    • As with teachers and lecturers, this strike is about much more than money – much, much more. There are massive structural changes taking place in the NHS. Working conditions and pay are worsening, and the end result will be poorer services offered to the patients.
    • All those I spoke to feel that Hunt is the fall guy for a wider strategy to drive down quality in the NHS, forcing patients to choose private and to sell off services to private health contractors, leading ultimately to a break-up of the NHS.
    • Hunt will stick to his guns. Unlike IDS he won’t resign nor will he be sacked.
    • The question is whether he has the power to impose the contracts. Many trust managers have already said they will not force the contracts on junior doctors. How, therefore, will Hunt actually impose the contract?

    They are striking tomorrow too.

    Good health to all!

    Ben Hickman adds:

    Tomorrow [Wednesday 27th] the BMA are bringing the pickets, from Canterbury, Ashford, Thanet, and beyond, to the High Street. Members and supporters will be marching from their picket line outside the Kent & Canterbury Hospital to the Square in front of Café Rouge, The Parade, Canterbury. They will start from 10.30am at K&C and finish at 11.30am at the Parade for some kind of rally. Obviously, it’s very likely to be the biggest political thing to happen in the city centre this year. Do come and show your support, even if it’s only for 10 minutes!

    Please meet at K&C Hospital just before 10.30am



    Southeast Regional TUC says:

    Support our Junior Doctors –  Protect our NHS

    The BMA/Junior Doctors’ dispute, against the imposition of a new employment contract and the impact of proposed changes in their terms and conditions of employment, continues. The government is seeking to portray the dispute about being about money and the loss of a premium pay rate for working on Saturdays, and to characterise the Junior Doctors as greedy. The Junior Doctors and the BMA are adamant that the critical factor in the dispute is patient safety. The contract arrangements that the government intends to impose also disadvantage doctors who wish to work part-time or take career breaks and this would impact on many female doctors. So this struggle is very much our struggle, and it is about the ethos of the NHS, the quality of care, and Junior Doctors’ terms and conditions. See:

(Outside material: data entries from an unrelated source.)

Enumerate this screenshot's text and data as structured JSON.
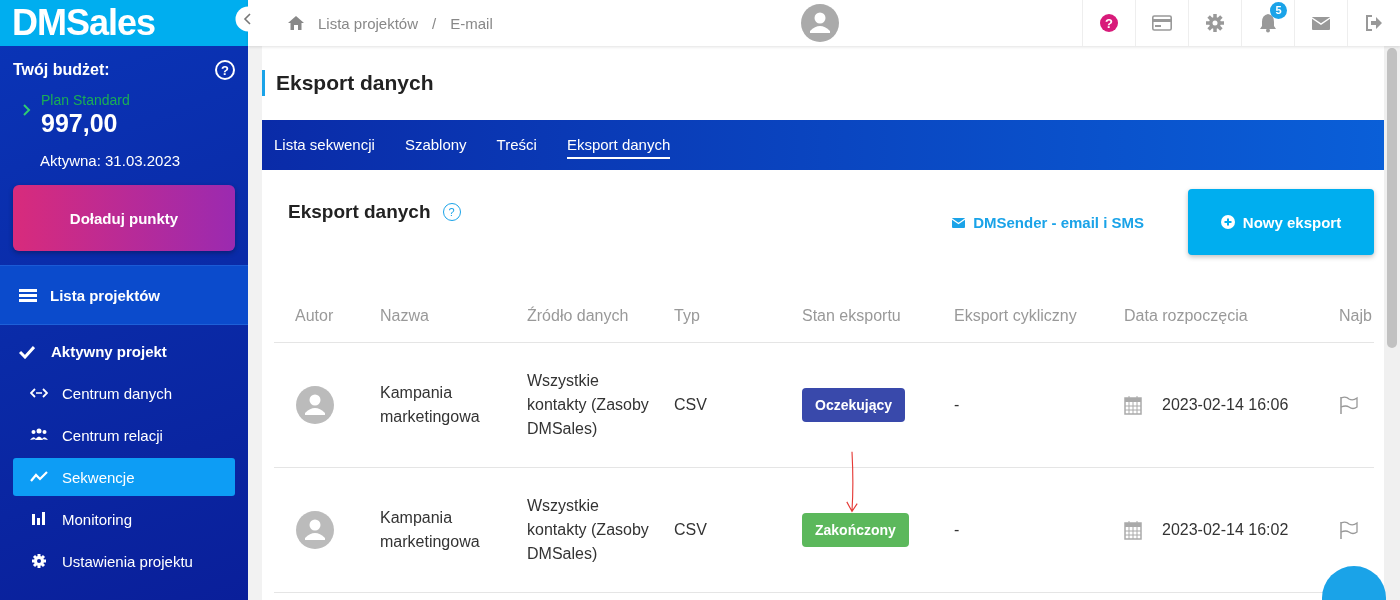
{
  "logo": {
    "text": "DMSales"
  },
  "budget": {
    "title": "Twój budżet:",
    "help": "?",
    "plan": "Plan Standard",
    "amount": "997,00",
    "active": "Aktywna: 31.03.2023",
    "button": "Doładuj punkty"
  },
  "sidebar": {
    "projects_link": "Lista projektów",
    "section": "Aktywny projekt",
    "items": [
      {
        "label": "Centrum danych",
        "selected": false
      },
      {
        "label": "Centrum relacji",
        "selected": false
      },
      {
        "label": "Sekwencje",
        "selected": true
      },
      {
        "label": "Monitoring",
        "selected": false
      },
      {
        "label": "Ustawienia projektu",
        "selected": false
      }
    ]
  },
  "breadcrumb": {
    "items": [
      "Lista projektów",
      "E-mail"
    ],
    "separator": "/"
  },
  "topbar": {
    "help": "?",
    "notifications": "5"
  },
  "page_title": "Eksport danych",
  "tabs": [
    {
      "label": "Lista sekwencji",
      "selected": false
    },
    {
      "label": "Szablony",
      "selected": false
    },
    {
      "label": "Treści",
      "selected": false
    },
    {
      "label": "Eksport danych",
      "selected": true
    }
  ],
  "section": {
    "title": "Eksport danych",
    "help": "?",
    "link": "DMSender - email i SMS",
    "button": "Nowy eksport"
  },
  "table": {
    "columns": [
      "Autor",
      "Nazwa",
      "Źródło danych",
      "Typ",
      "Stan eksportu",
      "Eksport cykliczny",
      "Data rozpoczęcia",
      "Najb"
    ],
    "rows": [
      {
        "name": "Kampania marketingowa",
        "source": "Wszystkie kontakty (Zasoby DMSales)",
        "type": "CSV",
        "status": "Oczekujący",
        "color": "#3949ab",
        "cyclic": "-",
        "date": "2023-02-14 16:06"
      },
      {
        "name": "Kampania marketingowa",
        "source": "Wszystkie kontakty (Zasoby DMSales)",
        "type": "CSV",
        "status": "Zakończony",
        "color": "#5cb85c",
        "cyclic": "-",
        "date": "2023-02-14 16:02"
      }
    ]
  }
}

    Junior Doctors are keen for the members of the public to be seen to be actively supporting their campaign. A good source of information, intended to provide a clear and accessible review of the issues for the general public. (Click on image for link)